A federal judge has delivered a stinging rebuke to the Forest Service, ruling the agency violated the Wilderness Act by sanctioning the use of helicopters in Idaho’s Frank Church-River of No Return Wilderness last year.
U.S. District Court Judge B. Lynn Winmill determined that the Forest Service broke the law when it permitted Idaho Fish and Game workers to land helicopters in the wilderness area so they could put radio collars on elk. State officials said they wanted to understand how wolves in the wilderness affect elk populations.
Within three days of the agency’s decision last January, state wildlife workers had collared 57 elk. They also placed collars on four wolves—an action that the Forest Service had not authorized.

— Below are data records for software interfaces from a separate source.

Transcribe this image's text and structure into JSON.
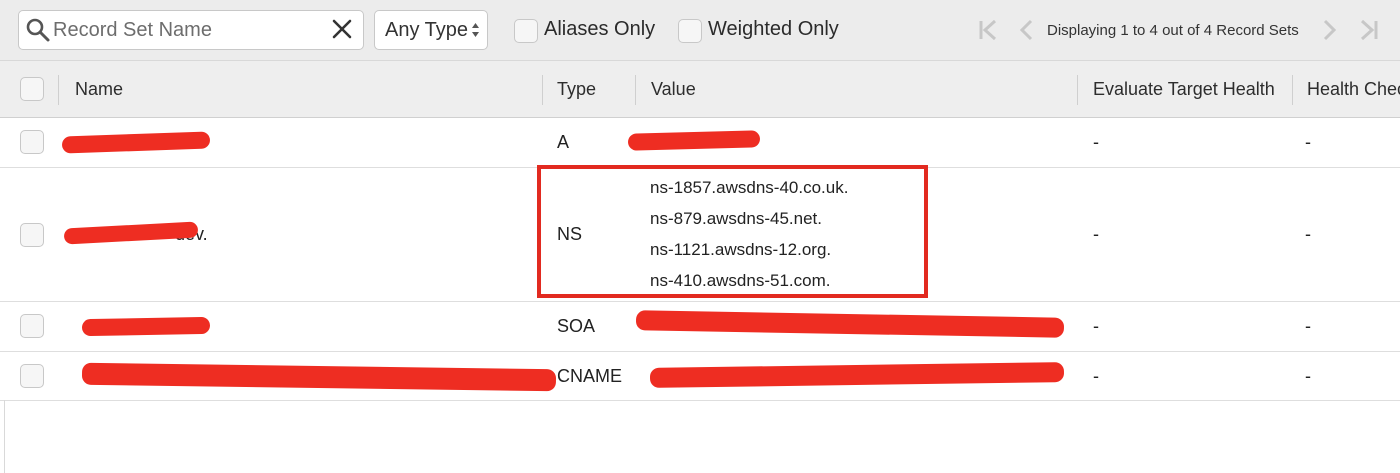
{
  "toolbar": {
    "search_placeholder": "Record Set Name",
    "type_filter": "Any Type",
    "aliases_only_label": "Aliases Only",
    "weighted_only_label": "Weighted Only",
    "pagination_text": "Displaying 1 to 4 out of 4 Record Sets"
  },
  "columns": {
    "name": "Name",
    "type": "Type",
    "value": "Value",
    "evaluate_target_health": "Evaluate Target Health",
    "health_check": "Health Chec"
  },
  "rows": [
    {
      "name": "",
      "type": "A",
      "values": [],
      "evaluate_target_health": "-",
      "health_check": "-"
    },
    {
      "name": "dev.",
      "type": "NS",
      "values": [
        "ns-1857.awsdns-40.co.uk.",
        "ns-879.awsdns-45.net.",
        "ns-1121.awsdns-12.org.",
        "ns-410.awsdns-51.com."
      ],
      "evaluate_target_health": "-",
      "health_check": "-"
    },
    {
      "name": "",
      "type": "SOA",
      "values": [],
      "evaluate_target_health": "-",
      "health_check": "-"
    },
    {
      "name": "",
      "type": "CNAME",
      "values": [],
      "evaluate_target_health": "-",
      "health_check": "-"
    }
  ],
  "colors": {
    "redaction": "#ee2d22",
    "highlight_border": "#e22a20",
    "toolbar_bg": "#ececec"
  },
  "icons": {
    "search": "magnifier-icon",
    "clear": "close-icon",
    "select": "updown-arrows-icon",
    "first": "first-page-icon",
    "prev": "prev-page-icon",
    "next": "next-page-icon",
    "last": "last-page-icon"
  }
}
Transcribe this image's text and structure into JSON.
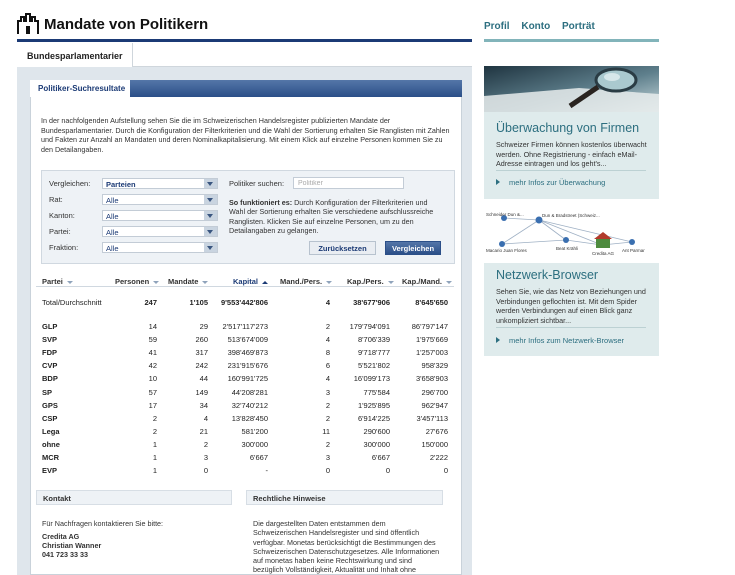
{
  "header": {
    "title": "Mandate von Politikern",
    "nav": [
      "Profil",
      "Konto",
      "Porträt"
    ]
  },
  "tabs": {
    "main": "Bundesparlamentarier",
    "results": "Politiker-Suchresultate"
  },
  "intro": "In der nachfolgenden Aufstellung sehen Sie die im Schweizerischen Handelsregister publizierten Mandate der Bundesparlamentarier. Durch die Konfiguration der Filterkriterien und die Wahl der Sortierung erhalten Sie Ranglisten mit Zahlen und Fakten zur Anzahl an Mandaten und deren Nominalkapitalisierung. Mit einem Klick auf einzelne Personen kommen Sie zu den Detailangaben.",
  "filters": {
    "items": [
      {
        "label": "Vergleichen:",
        "value": "Parteien"
      },
      {
        "label": "Rat:",
        "value": "Alle"
      },
      {
        "label": "Kanton:",
        "value": "Alle"
      },
      {
        "label": "Partei:",
        "value": "Alle"
      },
      {
        "label": "Fraktion:",
        "value": "Alle"
      }
    ],
    "search_label": "Politiker suchen:",
    "search_placeholder": "Politiker",
    "howto_title": "So funktioniert es:",
    "howto_text": " Durch Konfiguration der Filterkriterien und Wahl der Sortierung erhalten Sie verschiedene aufschlussreiche Ranglisten. Klicken Sie auf einzelne Personen, um zu den Detailangaben zu gelangen.",
    "reset_label": "Zurücksetzen",
    "compare_label": "Vergleichen"
  },
  "table": {
    "headers": [
      "Partei",
      "Personen",
      "Mandate",
      "Kapital",
      "Mand./Pers.",
      "Kap./Pers.",
      "Kap./Mand."
    ],
    "total": [
      "Total/Durchschnitt",
      "247",
      "1'105",
      "9'553'442'806",
      "4",
      "38'677'906",
      "8'645'650"
    ],
    "rows": [
      [
        "GLP",
        "14",
        "29",
        "2'517'117'273",
        "2",
        "179'794'091",
        "86'797'147"
      ],
      [
        "SVP",
        "59",
        "260",
        "513'674'009",
        "4",
        "8'706'339",
        "1'975'669"
      ],
      [
        "FDP",
        "41",
        "317",
        "398'469'873",
        "8",
        "9'718'777",
        "1'257'003"
      ],
      [
        "CVP",
        "42",
        "242",
        "231'915'676",
        "6",
        "5'521'802",
        "958'329"
      ],
      [
        "BDP",
        "10",
        "44",
        "160'991'725",
        "4",
        "16'099'173",
        "3'658'903"
      ],
      [
        "SP",
        "57",
        "149",
        "44'208'281",
        "3",
        "775'584",
        "296'700"
      ],
      [
        "GPS",
        "17",
        "34",
        "32'740'212",
        "2",
        "1'925'895",
        "962'947"
      ],
      [
        "CSP",
        "2",
        "4",
        "13'828'450",
        "2",
        "6'914'225",
        "3'457'113"
      ],
      [
        "Lega",
        "2",
        "21",
        "581'200",
        "11",
        "290'600",
        "27'676"
      ],
      [
        "ohne",
        "1",
        "2",
        "300'000",
        "2",
        "300'000",
        "150'000"
      ],
      [
        "MCR",
        "1",
        "3",
        "6'667",
        "3",
        "6'667",
        "2'222"
      ],
      [
        "EVP",
        "1",
        "0",
        "-",
        "0",
        "0",
        "0"
      ]
    ]
  },
  "contact": {
    "title": "Kontakt",
    "intro": "Für Nachfragen kontaktieren Sie bitte:",
    "company": "Credita AG",
    "person": "Christian Wanner",
    "phone": "041 723 33 33"
  },
  "legal": {
    "title": "Rechtliche Hinweise",
    "text": "Die dargestellten Daten entstammen dem Schweizerischen Handelsregister und sind öffentlich verfügbar. Monetas berücksichtigt die Bestimmungen des Schweizerischen Datenschutzgesetzes. Alle Informationen auf monetas haben keine Rechtswirkung und sind bezüglich Vollständigkeit, Aktualität und Inhalt ohne Gewähr."
  },
  "sidebar": {
    "card1": {
      "title": "Überwachung von Firmen",
      "text": "Schweizer Firmen können kostenlos überwacht werden. Ohne Registrierung - einfach eMail-Adresse eintragen und los geht's...",
      "link": "mehr Infos zur Überwachung"
    },
    "card2": {
      "title": "Netzwerk-Browser",
      "text": "Sehen Sie, wie das Netz von Beziehungen und Verbindungen geflochten ist. Mit dem Spider werden Verbindungen auf einen Blick ganz unkompliziert sichtbar...",
      "link": "mehr Infos zum Netzwerk-Browser",
      "nodes": [
        "Dun & Bradstreet (Schweiz...",
        "Schneider Dun &...",
        "Macario Juan Flores",
        "Beat Krähli",
        "Credita AG",
        "Ant Parmar"
      ]
    }
  },
  "colors": {
    "navy": "#1b3a75",
    "teal": "#2d6f80",
    "panel": "#dfe6ec",
    "card": "#dfebec"
  }
}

In his 24-page decision, issued last week, Winmill called the action a “rare or extreme” case, and ordered Fish and Game officials to destroy the data they have collected from the radio collars. He determined that state wildlife officials would likely use the data to seek permission to conduct further helicopter operations in the wilderness area.

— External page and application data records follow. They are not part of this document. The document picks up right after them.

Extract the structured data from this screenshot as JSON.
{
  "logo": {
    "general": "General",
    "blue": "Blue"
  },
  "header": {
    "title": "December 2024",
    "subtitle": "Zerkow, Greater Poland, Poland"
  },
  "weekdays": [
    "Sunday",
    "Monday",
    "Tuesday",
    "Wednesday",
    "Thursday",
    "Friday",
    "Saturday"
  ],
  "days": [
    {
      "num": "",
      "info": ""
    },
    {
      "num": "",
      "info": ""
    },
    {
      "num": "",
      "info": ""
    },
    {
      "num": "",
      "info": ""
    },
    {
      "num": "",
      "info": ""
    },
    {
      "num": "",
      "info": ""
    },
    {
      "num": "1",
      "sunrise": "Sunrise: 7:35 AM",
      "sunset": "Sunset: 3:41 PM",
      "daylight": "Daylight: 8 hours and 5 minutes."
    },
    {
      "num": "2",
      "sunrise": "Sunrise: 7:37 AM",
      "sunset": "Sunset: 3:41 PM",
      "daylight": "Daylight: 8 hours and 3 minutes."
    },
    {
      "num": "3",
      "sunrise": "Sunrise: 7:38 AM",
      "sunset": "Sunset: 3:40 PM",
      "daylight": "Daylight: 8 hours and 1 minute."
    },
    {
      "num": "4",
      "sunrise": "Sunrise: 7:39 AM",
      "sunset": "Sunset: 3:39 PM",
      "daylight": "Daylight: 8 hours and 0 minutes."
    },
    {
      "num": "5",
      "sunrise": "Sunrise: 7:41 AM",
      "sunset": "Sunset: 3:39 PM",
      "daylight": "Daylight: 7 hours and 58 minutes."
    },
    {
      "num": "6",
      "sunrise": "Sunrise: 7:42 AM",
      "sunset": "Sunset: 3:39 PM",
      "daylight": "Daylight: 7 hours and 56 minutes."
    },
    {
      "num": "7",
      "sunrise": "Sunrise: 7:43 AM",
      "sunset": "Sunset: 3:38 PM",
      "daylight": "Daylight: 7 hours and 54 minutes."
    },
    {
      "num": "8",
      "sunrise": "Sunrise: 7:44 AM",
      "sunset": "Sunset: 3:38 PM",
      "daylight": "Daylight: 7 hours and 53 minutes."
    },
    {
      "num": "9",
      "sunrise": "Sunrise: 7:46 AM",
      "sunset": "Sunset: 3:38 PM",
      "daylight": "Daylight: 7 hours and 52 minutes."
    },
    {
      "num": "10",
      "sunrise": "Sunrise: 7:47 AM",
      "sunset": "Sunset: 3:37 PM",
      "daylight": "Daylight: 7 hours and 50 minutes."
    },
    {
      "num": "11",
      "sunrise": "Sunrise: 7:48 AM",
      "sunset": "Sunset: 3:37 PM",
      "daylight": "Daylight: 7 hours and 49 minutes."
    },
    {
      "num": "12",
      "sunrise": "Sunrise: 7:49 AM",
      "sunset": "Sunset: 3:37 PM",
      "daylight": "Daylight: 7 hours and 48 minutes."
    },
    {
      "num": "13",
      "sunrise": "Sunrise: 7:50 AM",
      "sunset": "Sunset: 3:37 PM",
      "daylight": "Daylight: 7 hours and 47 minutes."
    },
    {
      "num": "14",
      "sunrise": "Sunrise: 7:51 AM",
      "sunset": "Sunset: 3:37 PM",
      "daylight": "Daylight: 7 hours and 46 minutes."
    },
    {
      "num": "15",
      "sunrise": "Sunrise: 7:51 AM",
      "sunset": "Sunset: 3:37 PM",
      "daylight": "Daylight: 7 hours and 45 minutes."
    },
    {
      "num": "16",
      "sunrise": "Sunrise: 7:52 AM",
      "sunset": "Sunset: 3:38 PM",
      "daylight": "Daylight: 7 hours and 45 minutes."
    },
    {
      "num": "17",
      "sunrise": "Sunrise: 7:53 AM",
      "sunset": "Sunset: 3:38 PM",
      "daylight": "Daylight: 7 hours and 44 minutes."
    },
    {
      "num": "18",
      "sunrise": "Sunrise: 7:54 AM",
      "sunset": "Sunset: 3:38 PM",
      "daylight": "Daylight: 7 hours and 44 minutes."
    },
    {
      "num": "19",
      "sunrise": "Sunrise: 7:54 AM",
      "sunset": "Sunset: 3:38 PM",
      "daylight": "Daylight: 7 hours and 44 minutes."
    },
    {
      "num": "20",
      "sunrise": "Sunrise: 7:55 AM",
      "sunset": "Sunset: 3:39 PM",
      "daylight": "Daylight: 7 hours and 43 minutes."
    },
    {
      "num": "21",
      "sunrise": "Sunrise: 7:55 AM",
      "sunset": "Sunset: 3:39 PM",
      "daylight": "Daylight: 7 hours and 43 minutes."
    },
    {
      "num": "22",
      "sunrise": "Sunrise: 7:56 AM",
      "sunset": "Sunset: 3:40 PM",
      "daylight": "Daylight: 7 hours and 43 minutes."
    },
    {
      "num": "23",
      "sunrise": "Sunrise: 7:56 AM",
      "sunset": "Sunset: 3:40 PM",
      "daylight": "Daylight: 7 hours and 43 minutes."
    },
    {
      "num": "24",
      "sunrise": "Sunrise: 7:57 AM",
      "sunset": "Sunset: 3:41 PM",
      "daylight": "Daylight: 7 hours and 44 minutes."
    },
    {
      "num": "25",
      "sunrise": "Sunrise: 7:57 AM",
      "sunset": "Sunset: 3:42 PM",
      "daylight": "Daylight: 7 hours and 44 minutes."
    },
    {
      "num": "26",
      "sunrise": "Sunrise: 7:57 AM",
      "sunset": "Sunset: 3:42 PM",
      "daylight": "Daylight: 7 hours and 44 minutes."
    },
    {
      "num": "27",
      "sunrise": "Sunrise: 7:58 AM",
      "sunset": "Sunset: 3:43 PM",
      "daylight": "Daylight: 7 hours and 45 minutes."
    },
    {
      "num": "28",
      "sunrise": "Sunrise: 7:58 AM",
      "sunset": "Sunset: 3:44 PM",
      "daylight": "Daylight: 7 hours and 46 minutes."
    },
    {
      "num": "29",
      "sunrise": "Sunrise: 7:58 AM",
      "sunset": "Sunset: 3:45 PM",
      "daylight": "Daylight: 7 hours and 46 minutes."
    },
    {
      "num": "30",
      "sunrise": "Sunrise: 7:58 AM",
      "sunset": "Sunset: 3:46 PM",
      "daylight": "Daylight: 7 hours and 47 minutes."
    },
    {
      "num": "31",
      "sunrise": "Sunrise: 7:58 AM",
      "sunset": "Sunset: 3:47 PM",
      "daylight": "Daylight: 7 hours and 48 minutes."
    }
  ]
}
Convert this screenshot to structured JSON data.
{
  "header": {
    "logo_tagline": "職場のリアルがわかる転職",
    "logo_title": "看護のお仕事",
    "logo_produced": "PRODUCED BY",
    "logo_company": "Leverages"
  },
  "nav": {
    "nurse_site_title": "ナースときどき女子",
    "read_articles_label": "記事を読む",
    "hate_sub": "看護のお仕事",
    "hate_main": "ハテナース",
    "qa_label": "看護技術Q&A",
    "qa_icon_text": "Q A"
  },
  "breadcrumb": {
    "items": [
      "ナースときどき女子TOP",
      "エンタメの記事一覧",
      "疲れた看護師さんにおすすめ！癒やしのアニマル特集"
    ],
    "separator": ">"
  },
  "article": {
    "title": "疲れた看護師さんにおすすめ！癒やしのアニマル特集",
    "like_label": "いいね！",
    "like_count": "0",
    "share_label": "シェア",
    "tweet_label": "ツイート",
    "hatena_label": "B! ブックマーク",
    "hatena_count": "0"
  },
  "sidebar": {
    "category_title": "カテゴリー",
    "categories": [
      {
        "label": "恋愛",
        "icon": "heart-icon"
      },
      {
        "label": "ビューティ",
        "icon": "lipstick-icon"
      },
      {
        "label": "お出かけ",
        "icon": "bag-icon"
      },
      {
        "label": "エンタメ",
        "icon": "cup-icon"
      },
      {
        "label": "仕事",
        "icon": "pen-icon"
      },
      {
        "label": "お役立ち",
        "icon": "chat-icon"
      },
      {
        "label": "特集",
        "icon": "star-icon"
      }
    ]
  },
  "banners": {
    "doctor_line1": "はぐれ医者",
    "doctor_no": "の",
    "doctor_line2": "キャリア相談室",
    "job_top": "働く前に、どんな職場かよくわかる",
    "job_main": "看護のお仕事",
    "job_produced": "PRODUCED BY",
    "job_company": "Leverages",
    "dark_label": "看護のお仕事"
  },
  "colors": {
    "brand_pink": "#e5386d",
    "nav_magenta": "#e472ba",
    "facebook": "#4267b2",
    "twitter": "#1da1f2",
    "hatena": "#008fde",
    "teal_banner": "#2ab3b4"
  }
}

“The only remedy that will directly address the ongoing harm is an order requiring destruction of the data,” Winmill wrote.
A trio of environmental groups sued the Forest Service after the agency approved the helicopter landings. The groups included Western Watersheds Project, Friends of the Clearwater and Wilderness Watch.
The conservationists contended that Idaho Fish and Game officials hoped to use the data to gain permission to cull wolf populations. Doing so would allow elk populations to expand beyond natural levels, they said, to the benefit of hunters and outfitters.
“Capturing elk with net guns from helicopters is heavy-handed manipulation and denigrates the Frank Church-River of No Return Wilderness Area,” said Gary Macfarlane of Friends of the Clearwater.
An estimated 700 wolves live in the wilderness area, which at 2.4 million acres is the largest contiguous wilderness in the Lower 48 states.